I thoroughly enjoyed the article, thank you in particular for making this material accessible to non computer scientists like myself. More questions than thoughts if I may, do feel free to ignore them, these are just things I wonder about: - how to do ranges over a tree? My first thought was that a tree would define preorder / inorder / postorder ranges, and then perhaps visitors for more complex algorithms. But in the 'iterators must go' keynote you mentioned implementing traversal over trees by popFront() taking a parameter indicating the branch to go to. Can you or anybody else shed more light on how this will work out? What about graphs? - ranges over immutable data structures I tried making an immutable linked list and stack (not as simple as I thought) with range support. Ranges must be mutable though. So I take it that ranges are not usually supposed to be shared, rather they be consumable, local views into immutable data structures instead? This leads to a broader question: is it possible to model some support for concurrency in ranges? So that algorithms can possibly choose a particular implementation based on the concurrent properties of a range? Perhaps this relates to the separation between iteration and access as well. - why is a UTF-string iterator bidirectional and why is that unexpected? - Is there already a standard way to implement a default range for a container? I have tons more questions, but I'll try to work them out for myself first or post them in .learn.
Nov 10 2009
prev sibling parent "Steven Schveighoffer" <schveiguy yahoo.com> writes:
On Mon, 09 Nov 2009 20:53:01 -0500, Andrei Alexandrescu  
<SeeWebsiteForEmail erdani.org> wrote:

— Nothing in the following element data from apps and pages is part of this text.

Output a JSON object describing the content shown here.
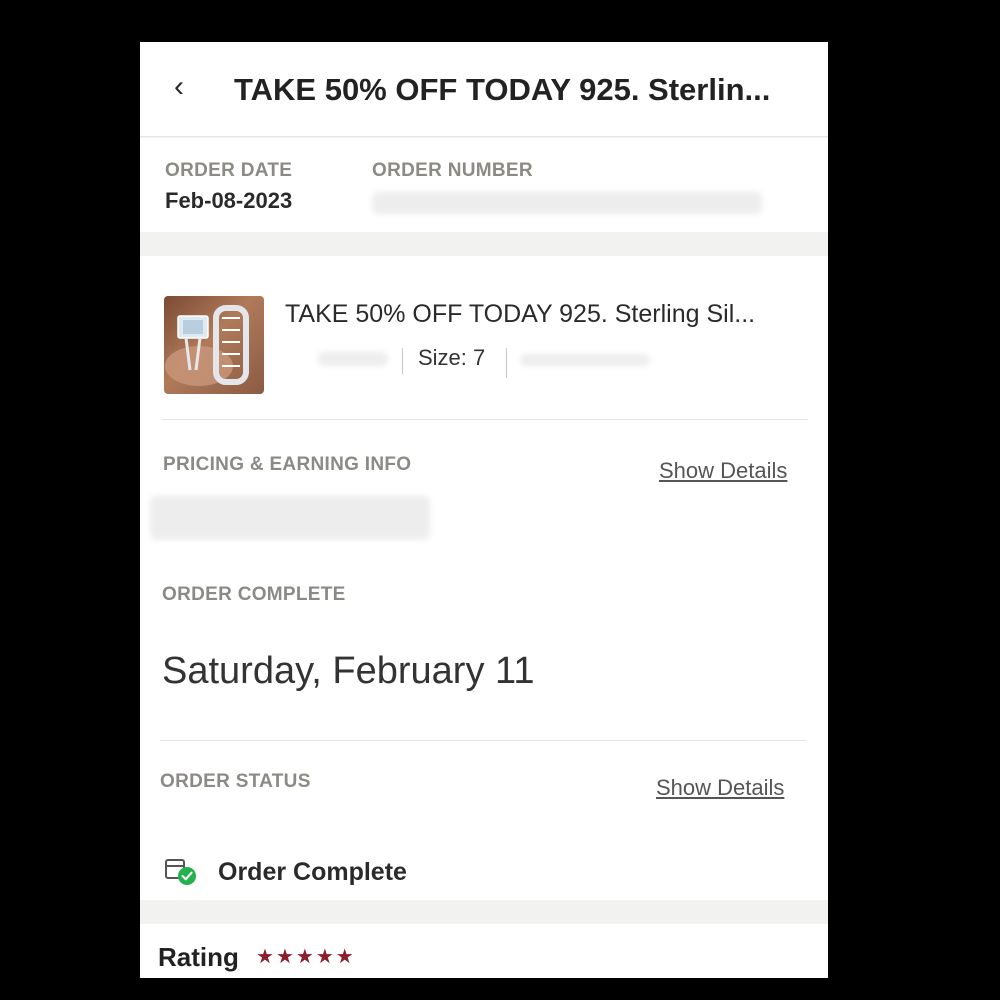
{
  "header": {
    "back_icon": "chevron-left-icon",
    "title": "TAKE 50% OFF TODAY 925. Sterlin..."
  },
  "order_info": {
    "date_label": "ORDER DATE",
    "date_value": "Feb-08-2023",
    "number_label": "ORDER NUMBER"
  },
  "product": {
    "title": "TAKE 50% OFF TODAY 925. Sterling Sil...",
    "size": "Size: 7"
  },
  "pricing": {
    "label": "PRICING & EARNING INFO",
    "link": "Show Details"
  },
  "completion": {
    "label": "ORDER COMPLETE",
    "date": "Saturday, February 11"
  },
  "status": {
    "label": "ORDER STATUS",
    "link": "Show Details",
    "text": "Order Complete",
    "icon": "package-check-icon",
    "check_color": "#22b14c"
  },
  "rating": {
    "label": "Rating",
    "stars": 5,
    "stars_text": "★★★★★",
    "star_color": "#8b1d2c"
  }
}
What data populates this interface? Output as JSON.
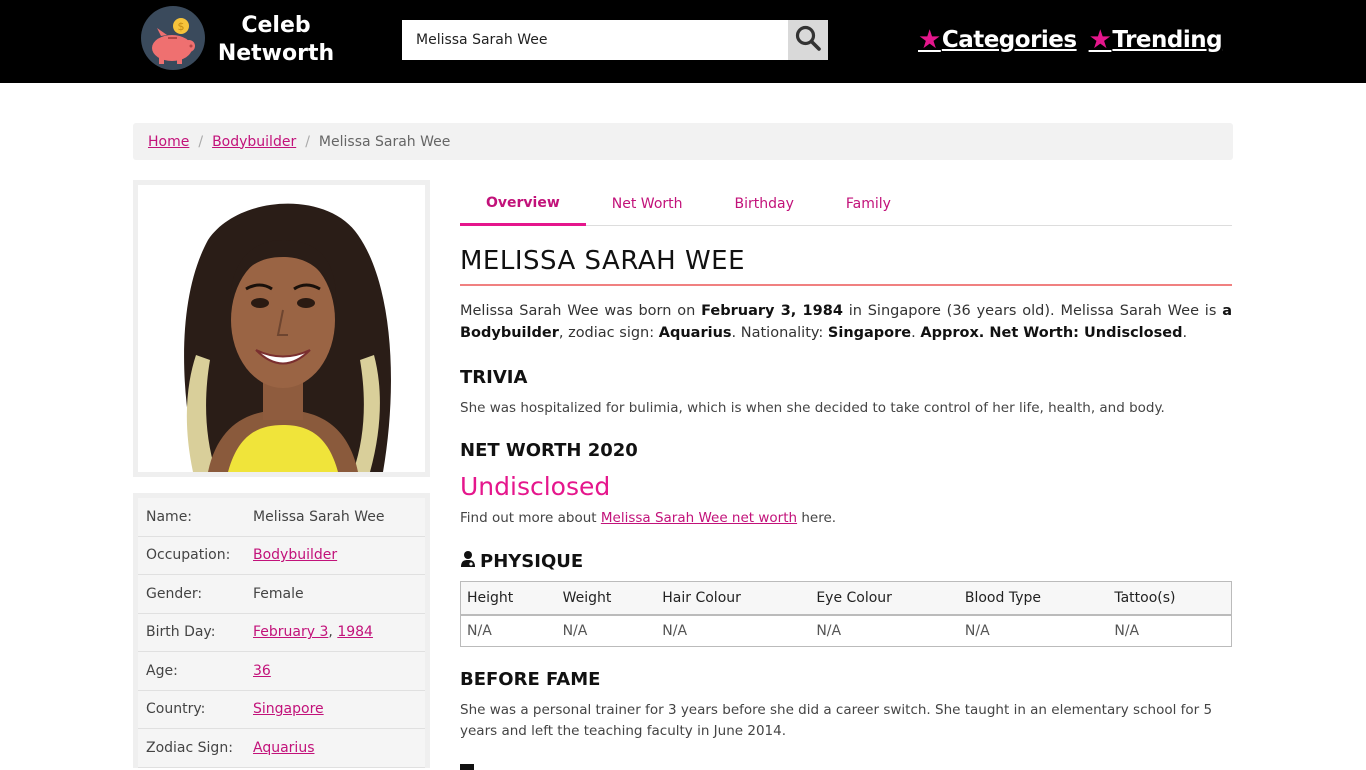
{
  "header": {
    "logo_line1": "Celeb",
    "logo_line2": "Networth",
    "search_value": "Melissa Sarah Wee",
    "nav": [
      {
        "label": "Categories"
      },
      {
        "label": "Trending"
      }
    ],
    "star_glyph": "★"
  },
  "breadcrumb": {
    "home": "Home",
    "category": "Bodybuilder",
    "current": "Melissa Sarah Wee",
    "separator": "/"
  },
  "profile": {
    "rows": [
      {
        "label": "Name:",
        "value": "Melissa Sarah Wee"
      },
      {
        "label": "Occupation:",
        "value": "Bodybuilder"
      },
      {
        "label": "Gender:",
        "value": "Female"
      },
      {
        "label": "Birth Day:",
        "value_month_day": "February 3",
        "value_sep": ", ",
        "value_year": "1984"
      },
      {
        "label": "Age:",
        "value": "36"
      },
      {
        "label": "Country:",
        "value": "Singapore"
      },
      {
        "label": "Zodiac Sign:",
        "value": "Aquarius"
      }
    ]
  },
  "tabs": [
    {
      "label": "Overview"
    },
    {
      "label": "Net Worth"
    },
    {
      "label": "Birthday"
    },
    {
      "label": "Family"
    }
  ],
  "main": {
    "title": "MELISSA SARAH WEE",
    "intro": {
      "t1": "Melissa Sarah Wee was born on ",
      "b1": "February 3, 1984",
      "t2": " in Singapore (36 years old). Melissa Sarah Wee is ",
      "b2": "a Bodybuilder",
      "t3": ", zodiac sign: ",
      "b3": "Aquarius",
      "t4": ". Nationality: ",
      "b4": "Singapore",
      "t5": ". ",
      "b5": "Approx. Net Worth: Undisclosed",
      "t6": "."
    },
    "trivia_heading": "TRIVIA",
    "trivia_text": "She was hospitalized for bulimia, which is when she decided to take control of her life, health, and body.",
    "networth_heading": "NET WORTH 2020",
    "networth_value": "Undisclosed",
    "networth_more_pre": "Find out more about ",
    "networth_more_link": "Melissa Sarah Wee net worth",
    "networth_more_post": " here.",
    "physique_heading": "PHYSIQUE",
    "physique_headers": [
      "Height",
      "Weight",
      "Hair Colour",
      "Eye Colour",
      "Blood Type",
      "Tattoo(s)"
    ],
    "physique_values": [
      "N/A",
      "N/A",
      "N/A",
      "N/A",
      "N/A",
      "N/A"
    ],
    "before_fame_heading": "BEFORE FAME",
    "before_fame_text": "She was a personal trainer for 3 years before she did a career switch. She taught in an elementary school for 5 years and left the teaching faculty in June 2014."
  },
  "colors": {
    "accent": "#e5168c",
    "link": "#c2127a",
    "header_bg": "#000000",
    "title_underline": "#f08080"
  },
  "icons": {
    "logo": "piggy-bank-icon",
    "search": "search-icon",
    "physique": "user-doctor-icon",
    "star": "star-icon"
  }
}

 I consider changing a bit D's range model following the better  
 understanding reflected in this article:

 http://erdani.com/publications/on-iteration.html

 If you have any thoughts and if you can help with the implementation,  
 please let us know.

Very good article. I think the idea of separating access from traversal is a very good one. I still don't like the idea of having a "save" method vs. just assignment but I don't have a better idea right now. One note: As you know I think iterators are still useful for keeping pointers to individual elements. One other drawback from storing 1-element ranges as a substitute is that they may not remain one-element ranges. For instance, if you had a sorted map, stored as a RB-tree, a one element range would undoubtedly consist of a begin element and an end element, which would be the next largest element. If you inserted an element that was between those two, suddenly your 1-element range becomes a 2-element range. Although you can simply say that all ranges are invalidated when the underlying container is modified, an iterator-based solution can say that iterators always remain valid when the container is added to. That allows certain types of logic that wouldn't be as efficient with ranges. What about adding a "marker" type that has the ability to reference the data but not to traverse to another element (except by assignment)? Basically a rebindable reference. You can always get a marker to a copyable range's front element, and then a container can use 2 markers to make a traversable range, or use it as the primitive for functions like remove or insert (as an insert location), and 3-legged functions that don't map easily into 2-range functions. I'm thinking this is how I'm going to implement ranges in dcollections. Currently I support cursors, which are akin to C++ iterators (my Iterator objects are akin to Java iterators, and support only foreach). But what I might do is change them into markers, and make ranges out of 2 of them. -Steve
Nov 10 2009